*Dataset excerpts*.
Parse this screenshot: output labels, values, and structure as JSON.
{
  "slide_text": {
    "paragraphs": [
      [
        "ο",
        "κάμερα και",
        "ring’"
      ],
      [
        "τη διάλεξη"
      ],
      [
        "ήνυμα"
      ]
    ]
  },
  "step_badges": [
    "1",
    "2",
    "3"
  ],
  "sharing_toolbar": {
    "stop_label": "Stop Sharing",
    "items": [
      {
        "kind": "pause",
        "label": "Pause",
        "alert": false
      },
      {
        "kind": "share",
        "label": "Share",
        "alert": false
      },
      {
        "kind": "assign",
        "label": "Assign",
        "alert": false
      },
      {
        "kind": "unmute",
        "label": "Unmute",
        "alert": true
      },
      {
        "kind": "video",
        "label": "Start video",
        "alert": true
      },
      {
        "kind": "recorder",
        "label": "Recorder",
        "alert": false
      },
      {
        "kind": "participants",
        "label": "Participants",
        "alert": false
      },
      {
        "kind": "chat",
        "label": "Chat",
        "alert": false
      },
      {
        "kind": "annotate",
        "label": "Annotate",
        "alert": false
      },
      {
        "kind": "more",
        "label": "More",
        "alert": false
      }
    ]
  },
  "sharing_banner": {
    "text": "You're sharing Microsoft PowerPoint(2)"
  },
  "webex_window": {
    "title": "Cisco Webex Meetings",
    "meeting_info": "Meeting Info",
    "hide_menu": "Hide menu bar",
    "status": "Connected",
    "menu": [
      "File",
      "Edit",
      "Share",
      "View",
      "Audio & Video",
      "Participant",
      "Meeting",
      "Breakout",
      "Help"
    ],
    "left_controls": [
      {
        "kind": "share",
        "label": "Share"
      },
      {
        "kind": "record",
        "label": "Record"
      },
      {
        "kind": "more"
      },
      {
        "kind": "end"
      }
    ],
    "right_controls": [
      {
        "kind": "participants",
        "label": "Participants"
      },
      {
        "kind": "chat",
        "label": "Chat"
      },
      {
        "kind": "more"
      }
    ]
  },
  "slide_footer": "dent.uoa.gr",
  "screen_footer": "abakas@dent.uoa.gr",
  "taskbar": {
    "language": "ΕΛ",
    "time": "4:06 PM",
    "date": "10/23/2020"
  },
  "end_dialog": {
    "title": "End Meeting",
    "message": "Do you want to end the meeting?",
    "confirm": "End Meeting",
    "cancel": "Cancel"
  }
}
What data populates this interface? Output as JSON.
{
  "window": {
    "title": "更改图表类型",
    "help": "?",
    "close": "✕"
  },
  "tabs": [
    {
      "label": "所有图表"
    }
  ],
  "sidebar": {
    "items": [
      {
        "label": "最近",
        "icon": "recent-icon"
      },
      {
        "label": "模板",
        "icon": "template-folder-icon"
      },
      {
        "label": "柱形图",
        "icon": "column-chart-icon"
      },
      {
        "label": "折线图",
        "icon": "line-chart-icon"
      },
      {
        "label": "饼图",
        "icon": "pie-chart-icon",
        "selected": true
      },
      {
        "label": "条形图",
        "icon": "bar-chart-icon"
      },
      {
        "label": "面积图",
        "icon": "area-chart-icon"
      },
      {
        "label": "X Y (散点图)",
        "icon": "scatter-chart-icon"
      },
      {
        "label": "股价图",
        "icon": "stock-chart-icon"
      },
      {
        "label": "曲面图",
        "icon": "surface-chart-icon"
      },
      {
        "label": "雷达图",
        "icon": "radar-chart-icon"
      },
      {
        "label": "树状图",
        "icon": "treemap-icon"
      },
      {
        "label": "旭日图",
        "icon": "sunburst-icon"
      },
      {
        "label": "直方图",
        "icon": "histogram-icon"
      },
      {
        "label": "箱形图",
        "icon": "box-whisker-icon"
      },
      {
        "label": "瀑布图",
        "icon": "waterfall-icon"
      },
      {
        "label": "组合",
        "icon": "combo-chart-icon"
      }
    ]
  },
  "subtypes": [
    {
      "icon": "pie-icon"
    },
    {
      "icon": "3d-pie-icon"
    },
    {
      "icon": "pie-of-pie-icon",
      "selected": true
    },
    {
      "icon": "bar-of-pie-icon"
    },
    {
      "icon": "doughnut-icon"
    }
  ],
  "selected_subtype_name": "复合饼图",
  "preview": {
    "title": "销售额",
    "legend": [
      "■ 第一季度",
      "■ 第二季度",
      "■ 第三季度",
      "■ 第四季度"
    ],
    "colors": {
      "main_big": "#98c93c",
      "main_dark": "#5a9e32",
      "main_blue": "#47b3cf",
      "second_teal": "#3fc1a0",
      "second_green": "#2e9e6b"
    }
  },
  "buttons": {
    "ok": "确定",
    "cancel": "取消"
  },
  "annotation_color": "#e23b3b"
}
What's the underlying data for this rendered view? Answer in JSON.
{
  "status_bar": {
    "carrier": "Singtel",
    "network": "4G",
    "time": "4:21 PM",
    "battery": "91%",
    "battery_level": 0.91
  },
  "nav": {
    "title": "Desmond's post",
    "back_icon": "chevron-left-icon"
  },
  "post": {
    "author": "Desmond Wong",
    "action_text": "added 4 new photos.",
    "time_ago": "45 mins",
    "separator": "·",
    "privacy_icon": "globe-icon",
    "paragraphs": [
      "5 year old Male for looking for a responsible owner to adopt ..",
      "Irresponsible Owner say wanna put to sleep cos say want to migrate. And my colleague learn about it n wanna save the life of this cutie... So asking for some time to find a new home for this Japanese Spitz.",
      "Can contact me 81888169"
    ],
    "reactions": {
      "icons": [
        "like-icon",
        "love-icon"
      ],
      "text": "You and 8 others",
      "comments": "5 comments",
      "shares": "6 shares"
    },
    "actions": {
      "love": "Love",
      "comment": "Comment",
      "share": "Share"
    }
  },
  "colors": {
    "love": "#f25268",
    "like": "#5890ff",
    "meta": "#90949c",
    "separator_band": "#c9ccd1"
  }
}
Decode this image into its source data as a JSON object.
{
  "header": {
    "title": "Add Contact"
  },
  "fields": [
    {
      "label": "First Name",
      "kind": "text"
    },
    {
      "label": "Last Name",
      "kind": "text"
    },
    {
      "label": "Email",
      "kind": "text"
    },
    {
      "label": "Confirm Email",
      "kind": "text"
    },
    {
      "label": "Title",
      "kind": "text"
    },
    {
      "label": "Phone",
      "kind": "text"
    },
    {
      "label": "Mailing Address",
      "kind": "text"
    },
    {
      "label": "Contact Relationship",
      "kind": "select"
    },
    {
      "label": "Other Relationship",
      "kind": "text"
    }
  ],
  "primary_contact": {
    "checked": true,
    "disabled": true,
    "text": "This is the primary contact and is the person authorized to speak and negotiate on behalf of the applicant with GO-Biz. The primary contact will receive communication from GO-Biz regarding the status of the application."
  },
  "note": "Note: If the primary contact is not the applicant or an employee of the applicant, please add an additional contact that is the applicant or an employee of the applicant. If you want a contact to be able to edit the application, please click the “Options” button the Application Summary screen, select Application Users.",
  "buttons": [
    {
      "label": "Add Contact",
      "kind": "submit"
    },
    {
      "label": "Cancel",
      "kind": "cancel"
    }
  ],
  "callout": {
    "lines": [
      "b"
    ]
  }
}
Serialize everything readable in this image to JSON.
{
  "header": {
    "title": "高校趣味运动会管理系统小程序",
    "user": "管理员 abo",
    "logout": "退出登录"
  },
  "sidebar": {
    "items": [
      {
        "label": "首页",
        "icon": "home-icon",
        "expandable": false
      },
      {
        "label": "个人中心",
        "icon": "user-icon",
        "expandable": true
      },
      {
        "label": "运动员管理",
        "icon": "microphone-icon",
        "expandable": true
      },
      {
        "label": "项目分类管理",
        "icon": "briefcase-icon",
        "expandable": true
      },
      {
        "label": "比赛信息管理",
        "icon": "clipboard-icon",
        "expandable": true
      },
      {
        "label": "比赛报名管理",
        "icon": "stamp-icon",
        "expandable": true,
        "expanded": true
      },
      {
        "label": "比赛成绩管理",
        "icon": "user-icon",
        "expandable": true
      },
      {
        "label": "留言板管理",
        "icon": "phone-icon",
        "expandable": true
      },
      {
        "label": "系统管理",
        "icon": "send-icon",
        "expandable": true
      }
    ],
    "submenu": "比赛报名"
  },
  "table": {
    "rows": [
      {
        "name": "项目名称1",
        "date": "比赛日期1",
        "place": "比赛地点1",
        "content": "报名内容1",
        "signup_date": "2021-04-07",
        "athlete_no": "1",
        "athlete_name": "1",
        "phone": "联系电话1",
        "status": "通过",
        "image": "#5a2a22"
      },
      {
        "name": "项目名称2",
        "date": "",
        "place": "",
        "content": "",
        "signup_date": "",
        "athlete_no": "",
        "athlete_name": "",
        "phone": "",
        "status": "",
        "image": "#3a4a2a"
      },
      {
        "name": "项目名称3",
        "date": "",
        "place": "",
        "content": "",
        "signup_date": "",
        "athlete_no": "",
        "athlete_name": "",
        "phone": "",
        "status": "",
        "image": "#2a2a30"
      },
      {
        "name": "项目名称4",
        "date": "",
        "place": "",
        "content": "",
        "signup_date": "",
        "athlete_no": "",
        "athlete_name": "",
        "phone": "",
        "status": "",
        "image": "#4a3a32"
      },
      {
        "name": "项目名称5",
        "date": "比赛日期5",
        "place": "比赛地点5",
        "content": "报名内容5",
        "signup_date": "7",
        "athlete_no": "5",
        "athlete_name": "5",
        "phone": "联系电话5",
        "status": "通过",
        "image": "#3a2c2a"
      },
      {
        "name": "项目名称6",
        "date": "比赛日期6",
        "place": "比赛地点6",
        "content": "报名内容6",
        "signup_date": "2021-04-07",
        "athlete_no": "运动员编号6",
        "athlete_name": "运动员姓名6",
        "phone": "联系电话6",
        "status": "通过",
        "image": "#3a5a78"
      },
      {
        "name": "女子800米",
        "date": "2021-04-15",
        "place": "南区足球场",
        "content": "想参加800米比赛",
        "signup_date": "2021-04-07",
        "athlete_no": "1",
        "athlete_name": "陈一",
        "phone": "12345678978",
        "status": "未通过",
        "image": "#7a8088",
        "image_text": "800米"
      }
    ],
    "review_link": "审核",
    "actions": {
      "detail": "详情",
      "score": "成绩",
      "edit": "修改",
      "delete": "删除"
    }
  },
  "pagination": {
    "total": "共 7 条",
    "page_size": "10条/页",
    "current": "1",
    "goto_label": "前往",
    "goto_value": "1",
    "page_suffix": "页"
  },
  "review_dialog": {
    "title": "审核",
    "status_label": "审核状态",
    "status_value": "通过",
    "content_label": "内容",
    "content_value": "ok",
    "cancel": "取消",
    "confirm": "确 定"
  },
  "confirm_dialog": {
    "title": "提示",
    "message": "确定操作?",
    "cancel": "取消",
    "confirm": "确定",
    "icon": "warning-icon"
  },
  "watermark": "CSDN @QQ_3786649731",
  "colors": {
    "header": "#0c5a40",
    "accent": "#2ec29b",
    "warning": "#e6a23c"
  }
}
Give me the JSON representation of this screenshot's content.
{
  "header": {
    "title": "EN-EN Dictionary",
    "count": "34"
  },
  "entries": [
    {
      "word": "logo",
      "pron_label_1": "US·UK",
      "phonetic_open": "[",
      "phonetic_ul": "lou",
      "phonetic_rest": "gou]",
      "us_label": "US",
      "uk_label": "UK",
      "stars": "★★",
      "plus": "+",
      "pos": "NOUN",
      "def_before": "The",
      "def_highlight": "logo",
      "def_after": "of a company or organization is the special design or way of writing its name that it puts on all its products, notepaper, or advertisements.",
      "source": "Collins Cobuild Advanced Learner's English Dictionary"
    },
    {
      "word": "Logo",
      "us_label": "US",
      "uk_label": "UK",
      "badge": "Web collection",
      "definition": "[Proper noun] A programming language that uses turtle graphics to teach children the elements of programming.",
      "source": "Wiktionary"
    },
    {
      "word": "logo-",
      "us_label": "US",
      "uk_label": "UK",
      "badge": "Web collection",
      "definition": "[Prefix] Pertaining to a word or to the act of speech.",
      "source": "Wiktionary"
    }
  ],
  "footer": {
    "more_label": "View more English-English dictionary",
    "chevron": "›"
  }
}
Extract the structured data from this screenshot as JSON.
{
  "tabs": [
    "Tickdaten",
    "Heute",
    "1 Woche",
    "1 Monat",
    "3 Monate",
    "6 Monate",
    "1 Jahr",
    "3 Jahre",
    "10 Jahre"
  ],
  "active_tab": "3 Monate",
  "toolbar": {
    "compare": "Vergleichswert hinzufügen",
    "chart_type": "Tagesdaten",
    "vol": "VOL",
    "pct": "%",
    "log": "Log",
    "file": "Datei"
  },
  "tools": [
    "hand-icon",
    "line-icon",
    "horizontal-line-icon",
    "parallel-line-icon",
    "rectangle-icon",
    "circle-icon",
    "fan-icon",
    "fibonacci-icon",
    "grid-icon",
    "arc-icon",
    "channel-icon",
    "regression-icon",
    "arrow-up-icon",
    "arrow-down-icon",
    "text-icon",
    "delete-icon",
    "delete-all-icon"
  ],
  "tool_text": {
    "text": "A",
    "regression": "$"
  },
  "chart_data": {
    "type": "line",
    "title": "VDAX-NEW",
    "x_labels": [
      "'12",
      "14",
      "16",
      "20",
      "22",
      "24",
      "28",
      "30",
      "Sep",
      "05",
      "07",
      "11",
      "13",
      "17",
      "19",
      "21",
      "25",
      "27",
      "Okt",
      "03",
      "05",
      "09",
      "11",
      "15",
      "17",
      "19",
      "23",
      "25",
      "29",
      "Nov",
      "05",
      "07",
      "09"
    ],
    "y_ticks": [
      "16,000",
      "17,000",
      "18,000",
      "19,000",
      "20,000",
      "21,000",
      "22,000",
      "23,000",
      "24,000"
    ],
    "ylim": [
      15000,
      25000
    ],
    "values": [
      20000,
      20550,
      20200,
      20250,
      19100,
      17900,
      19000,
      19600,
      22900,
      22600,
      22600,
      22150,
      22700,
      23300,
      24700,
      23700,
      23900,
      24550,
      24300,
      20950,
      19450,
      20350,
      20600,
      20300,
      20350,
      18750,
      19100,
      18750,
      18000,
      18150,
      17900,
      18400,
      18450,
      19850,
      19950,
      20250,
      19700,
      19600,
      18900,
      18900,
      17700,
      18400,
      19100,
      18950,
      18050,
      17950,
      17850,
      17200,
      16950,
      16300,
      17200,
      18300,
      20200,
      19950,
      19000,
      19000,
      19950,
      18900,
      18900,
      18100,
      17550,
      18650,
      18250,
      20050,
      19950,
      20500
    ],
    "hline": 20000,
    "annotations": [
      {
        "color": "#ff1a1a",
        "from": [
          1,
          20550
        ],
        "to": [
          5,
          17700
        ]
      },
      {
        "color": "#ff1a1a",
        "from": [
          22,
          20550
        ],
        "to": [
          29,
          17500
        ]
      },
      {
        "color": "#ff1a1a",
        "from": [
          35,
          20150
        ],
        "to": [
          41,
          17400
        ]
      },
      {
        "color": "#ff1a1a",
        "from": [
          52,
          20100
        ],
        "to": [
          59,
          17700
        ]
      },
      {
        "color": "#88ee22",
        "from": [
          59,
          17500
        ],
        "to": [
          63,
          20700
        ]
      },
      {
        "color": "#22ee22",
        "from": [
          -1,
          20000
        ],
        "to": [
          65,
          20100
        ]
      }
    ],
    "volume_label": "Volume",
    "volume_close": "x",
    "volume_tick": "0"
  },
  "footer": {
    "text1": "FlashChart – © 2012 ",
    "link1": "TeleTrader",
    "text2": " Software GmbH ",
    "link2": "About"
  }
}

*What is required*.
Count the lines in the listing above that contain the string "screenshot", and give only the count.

*Reply*.
3